Gather Party Registration Data from the NY BOE
There isn’t a national elections bureau, so I needed do go to the New York Board of Elections do get the data. I wanted the most recent data so I chose data from 11/01/2020. It’s provided as an excel file, however data from 2018 back is saved as pdf’s. While an excel file is much easier to use than a pdf, this one still couldn’t just be loaded into a dataframe. It contained two title rows that I removed manually prior to loading the data.
boe_df = pd.read_excel(boe_data_file, sheet_name='CD Enrollment November 2020')boe_df.head()
As you can see above, the dataframe is full of NaN rows that needed to be removed.
# Drop rows that are all NaN
An additional cleaning step was needed to remove trailing spaces in the COUNTY column.
boe_df['COUNTY'] = boe_df['COUNTY'].str.strip()
I want to focus on the 23rd district so I filtered for that and then filtered for an active status. Active vs. inactive statuses is a bit confusing. It doesn’t mean people actively voting vs. those that aren’t. Active means allowed to vote and inactive means someone that is registered but is not allowed to vote for some reason.
boe_23_df = boe_df[boe_df['DISTRICT'] == 23.0]boe_23_active_df = boe_23_df[boe_23_df['STATUS'] == 'Active']
A quick look at the data shows that the party registration totals comparing Democrats vs. Republicans is lopsided and that every county but one has more Republicans than Democrats. A visualization of this is below.
# Use .iloc[:-1] to ignore the TOTAL column
title='Active Voters by Party in each County in NY23',
It should be noted that the third largest group is “BLANK”, which is voters with no party affiliation (independent).
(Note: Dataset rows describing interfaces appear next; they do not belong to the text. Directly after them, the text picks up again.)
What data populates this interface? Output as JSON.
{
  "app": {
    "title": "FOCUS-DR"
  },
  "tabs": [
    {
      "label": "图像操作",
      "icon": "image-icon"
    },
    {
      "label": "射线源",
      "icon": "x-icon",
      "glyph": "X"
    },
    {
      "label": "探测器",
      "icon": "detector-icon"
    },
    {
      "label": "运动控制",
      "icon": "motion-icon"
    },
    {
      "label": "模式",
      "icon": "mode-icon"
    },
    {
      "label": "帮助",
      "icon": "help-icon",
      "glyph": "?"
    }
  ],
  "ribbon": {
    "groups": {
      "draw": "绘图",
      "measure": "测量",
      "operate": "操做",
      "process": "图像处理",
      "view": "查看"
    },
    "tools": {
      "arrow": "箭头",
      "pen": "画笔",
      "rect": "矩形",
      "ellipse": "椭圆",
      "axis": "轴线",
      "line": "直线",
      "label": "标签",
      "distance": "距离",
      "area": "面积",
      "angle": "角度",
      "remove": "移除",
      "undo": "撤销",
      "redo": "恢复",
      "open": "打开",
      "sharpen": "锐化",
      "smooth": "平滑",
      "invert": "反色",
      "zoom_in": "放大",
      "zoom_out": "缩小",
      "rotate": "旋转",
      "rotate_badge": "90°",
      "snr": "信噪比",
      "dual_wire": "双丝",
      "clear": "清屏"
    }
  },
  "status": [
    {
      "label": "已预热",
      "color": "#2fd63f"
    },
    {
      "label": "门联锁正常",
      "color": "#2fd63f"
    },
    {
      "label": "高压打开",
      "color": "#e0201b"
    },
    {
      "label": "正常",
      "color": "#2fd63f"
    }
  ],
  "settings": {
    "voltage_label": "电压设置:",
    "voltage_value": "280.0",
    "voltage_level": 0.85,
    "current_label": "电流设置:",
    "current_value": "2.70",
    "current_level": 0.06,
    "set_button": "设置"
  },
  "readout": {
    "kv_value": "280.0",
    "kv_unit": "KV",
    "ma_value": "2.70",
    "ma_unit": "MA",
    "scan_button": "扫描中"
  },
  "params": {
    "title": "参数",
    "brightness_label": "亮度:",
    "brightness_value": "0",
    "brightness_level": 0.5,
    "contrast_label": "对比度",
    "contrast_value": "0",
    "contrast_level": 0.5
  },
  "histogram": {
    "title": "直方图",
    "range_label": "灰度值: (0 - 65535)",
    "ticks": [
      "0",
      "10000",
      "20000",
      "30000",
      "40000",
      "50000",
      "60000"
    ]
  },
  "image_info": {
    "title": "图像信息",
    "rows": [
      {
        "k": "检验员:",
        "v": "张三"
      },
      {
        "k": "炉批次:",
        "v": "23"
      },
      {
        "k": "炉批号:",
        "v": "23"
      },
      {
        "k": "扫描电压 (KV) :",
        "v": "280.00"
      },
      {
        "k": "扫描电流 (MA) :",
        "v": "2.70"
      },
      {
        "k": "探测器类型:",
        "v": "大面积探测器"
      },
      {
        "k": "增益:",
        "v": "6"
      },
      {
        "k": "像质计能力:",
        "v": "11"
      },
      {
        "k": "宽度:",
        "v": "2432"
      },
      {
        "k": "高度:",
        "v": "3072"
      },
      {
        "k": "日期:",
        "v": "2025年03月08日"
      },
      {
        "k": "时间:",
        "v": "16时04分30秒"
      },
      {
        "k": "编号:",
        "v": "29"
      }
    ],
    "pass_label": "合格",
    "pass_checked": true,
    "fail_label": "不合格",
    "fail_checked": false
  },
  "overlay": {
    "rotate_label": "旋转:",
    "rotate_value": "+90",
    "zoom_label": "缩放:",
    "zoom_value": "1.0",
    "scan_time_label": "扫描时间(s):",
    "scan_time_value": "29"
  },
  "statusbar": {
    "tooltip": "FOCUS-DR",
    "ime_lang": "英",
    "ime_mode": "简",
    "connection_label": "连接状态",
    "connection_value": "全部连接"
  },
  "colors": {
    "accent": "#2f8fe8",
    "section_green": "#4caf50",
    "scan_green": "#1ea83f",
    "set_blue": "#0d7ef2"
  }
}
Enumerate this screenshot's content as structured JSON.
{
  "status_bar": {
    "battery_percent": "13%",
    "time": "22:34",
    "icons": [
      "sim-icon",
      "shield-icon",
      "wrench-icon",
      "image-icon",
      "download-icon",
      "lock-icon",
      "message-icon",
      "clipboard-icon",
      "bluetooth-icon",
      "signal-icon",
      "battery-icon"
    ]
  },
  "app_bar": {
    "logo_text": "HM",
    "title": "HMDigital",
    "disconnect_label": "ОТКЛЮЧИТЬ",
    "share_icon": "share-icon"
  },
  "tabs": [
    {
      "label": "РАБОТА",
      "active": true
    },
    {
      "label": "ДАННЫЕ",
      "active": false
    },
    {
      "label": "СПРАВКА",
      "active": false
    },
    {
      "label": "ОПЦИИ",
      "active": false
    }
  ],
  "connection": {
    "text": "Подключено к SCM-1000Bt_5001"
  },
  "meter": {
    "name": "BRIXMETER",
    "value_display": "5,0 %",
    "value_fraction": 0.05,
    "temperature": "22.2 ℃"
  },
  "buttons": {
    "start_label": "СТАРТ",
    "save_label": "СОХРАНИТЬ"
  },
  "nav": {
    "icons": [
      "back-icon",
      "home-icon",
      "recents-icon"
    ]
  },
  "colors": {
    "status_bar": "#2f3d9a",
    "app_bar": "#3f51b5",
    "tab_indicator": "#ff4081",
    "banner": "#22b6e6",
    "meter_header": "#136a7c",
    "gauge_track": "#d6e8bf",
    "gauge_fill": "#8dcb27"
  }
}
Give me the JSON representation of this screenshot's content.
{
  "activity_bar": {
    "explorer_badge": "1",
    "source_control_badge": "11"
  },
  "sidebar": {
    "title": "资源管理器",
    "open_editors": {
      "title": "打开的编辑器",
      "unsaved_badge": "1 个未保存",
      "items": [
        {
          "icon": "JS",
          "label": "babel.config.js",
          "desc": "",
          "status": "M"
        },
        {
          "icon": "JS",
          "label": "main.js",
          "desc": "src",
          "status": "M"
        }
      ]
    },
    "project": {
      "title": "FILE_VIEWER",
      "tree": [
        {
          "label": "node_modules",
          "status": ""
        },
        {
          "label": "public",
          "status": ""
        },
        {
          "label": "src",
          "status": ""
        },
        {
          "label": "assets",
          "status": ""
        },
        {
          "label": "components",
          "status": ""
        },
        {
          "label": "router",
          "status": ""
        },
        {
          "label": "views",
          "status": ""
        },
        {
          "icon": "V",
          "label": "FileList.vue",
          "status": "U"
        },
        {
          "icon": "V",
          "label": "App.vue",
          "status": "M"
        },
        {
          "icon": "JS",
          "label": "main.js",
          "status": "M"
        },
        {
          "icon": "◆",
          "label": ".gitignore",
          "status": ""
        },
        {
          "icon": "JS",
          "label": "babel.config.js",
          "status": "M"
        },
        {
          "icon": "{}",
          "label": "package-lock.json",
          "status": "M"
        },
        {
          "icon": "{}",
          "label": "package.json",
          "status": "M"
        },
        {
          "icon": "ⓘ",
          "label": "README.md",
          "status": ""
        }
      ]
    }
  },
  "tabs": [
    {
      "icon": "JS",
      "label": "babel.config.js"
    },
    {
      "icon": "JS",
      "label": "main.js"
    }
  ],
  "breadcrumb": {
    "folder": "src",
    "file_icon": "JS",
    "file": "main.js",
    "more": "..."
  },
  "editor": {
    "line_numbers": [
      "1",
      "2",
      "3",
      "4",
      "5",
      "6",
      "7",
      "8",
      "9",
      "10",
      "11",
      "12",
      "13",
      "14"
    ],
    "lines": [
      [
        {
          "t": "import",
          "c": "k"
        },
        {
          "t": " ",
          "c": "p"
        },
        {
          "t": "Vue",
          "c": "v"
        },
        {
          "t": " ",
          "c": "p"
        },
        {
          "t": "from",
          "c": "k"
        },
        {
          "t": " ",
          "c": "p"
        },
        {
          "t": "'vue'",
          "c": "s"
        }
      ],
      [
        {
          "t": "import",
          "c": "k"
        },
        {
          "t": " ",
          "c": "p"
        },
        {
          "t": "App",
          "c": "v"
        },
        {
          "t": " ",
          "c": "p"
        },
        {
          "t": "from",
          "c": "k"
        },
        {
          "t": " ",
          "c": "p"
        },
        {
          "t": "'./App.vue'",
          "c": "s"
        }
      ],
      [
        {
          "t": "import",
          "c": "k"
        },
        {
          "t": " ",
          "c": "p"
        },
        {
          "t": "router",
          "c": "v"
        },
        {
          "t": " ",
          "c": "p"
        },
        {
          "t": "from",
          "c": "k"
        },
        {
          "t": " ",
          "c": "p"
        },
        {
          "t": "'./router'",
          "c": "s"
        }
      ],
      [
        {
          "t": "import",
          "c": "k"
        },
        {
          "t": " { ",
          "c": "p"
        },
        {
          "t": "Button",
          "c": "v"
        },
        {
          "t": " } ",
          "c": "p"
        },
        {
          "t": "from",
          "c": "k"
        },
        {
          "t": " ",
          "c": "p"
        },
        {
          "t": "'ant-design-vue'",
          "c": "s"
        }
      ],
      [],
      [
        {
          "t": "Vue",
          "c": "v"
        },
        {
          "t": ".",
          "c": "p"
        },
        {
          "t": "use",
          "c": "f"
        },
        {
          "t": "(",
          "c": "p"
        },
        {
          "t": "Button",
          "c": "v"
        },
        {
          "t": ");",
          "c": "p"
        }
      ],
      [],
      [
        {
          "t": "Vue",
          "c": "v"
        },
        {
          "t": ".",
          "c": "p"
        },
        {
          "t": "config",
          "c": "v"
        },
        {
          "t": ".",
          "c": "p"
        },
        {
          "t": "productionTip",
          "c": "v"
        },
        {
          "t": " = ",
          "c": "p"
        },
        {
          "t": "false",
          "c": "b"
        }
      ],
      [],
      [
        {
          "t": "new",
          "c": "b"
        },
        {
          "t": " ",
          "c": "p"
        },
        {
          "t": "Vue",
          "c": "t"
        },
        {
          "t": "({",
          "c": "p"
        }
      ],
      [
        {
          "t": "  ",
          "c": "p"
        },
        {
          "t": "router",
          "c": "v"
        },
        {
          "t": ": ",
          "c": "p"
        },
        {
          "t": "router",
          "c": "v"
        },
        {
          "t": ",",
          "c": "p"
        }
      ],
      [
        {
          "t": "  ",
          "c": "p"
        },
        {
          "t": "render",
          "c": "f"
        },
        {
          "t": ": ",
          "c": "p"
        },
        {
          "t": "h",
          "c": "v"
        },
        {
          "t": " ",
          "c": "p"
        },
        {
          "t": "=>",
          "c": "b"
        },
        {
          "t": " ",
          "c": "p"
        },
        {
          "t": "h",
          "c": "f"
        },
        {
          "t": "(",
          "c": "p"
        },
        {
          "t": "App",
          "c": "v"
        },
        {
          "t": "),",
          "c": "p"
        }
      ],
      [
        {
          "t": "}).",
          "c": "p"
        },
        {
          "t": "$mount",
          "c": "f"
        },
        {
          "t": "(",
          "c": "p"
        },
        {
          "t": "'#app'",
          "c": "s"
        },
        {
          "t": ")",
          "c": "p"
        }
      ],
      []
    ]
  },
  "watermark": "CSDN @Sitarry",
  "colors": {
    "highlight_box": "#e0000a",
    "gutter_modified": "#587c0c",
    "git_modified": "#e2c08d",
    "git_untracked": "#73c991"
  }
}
It’s beyond the scope of this blog post, but for someone wondering if this district is “fair” and “competitive”, how would they know. There are more Republicans than Democrats, but what about all those independent voters? Depending on their voting tendencies, this district could be competitive or it could still be lopsided in one way or another.
Another thing to note is that the IND party (Independence), indicated in pink, is know to have an outsized popularity because some voters mark it as their party when registering thinking that they are selecting independent/non-affiliated, which would likely push the actual independents over 100K in the district.
Election Results and Turnout by Party Registration
Next I want to drill down to look at the results of an election and the number of voters by party in a specific county, Tompkins. While some election results data is available on the NY BOE site, the more detailed data that I’m looking for has to be retrieved from the Tompkins County BOE. The results and turnout data for 2020 can be found here.
Tompkins County isn’t as helpful as the Census Bureau, or even the NY BOE, the data here is on pdf’s. I will attempt to convert the tables on the pdf’s to csv’s in the future, but for this exercise, I transcribed the totals and created a dataframe that included the number of votes for each candidate on each party line as well as the turnout for registered members of that party.
Looking at the above dataframe and visualization, a couple of things can be noted. The number of votes that a party endorsed candidate receives does not equal the amount of votes for that candidate. This is because a person doesn’t have to vote according to their registration and because the non-affiliated voters votes have to go somewhere.
Just getting started
Getting data about New York’s 23rd Congressional District in this exercise required going three places for data, and that didn’t include getting data for the counties in the 23rd besides Tompkins.
While I gained some understanding of the district, I don’t know if this is a good district, that would require more data and modeling statewide districts in an attempt to ascertain if this is a good district by some metric(s).
I help this exercise was helpful, I plan to dive deeper into redistricting in the future.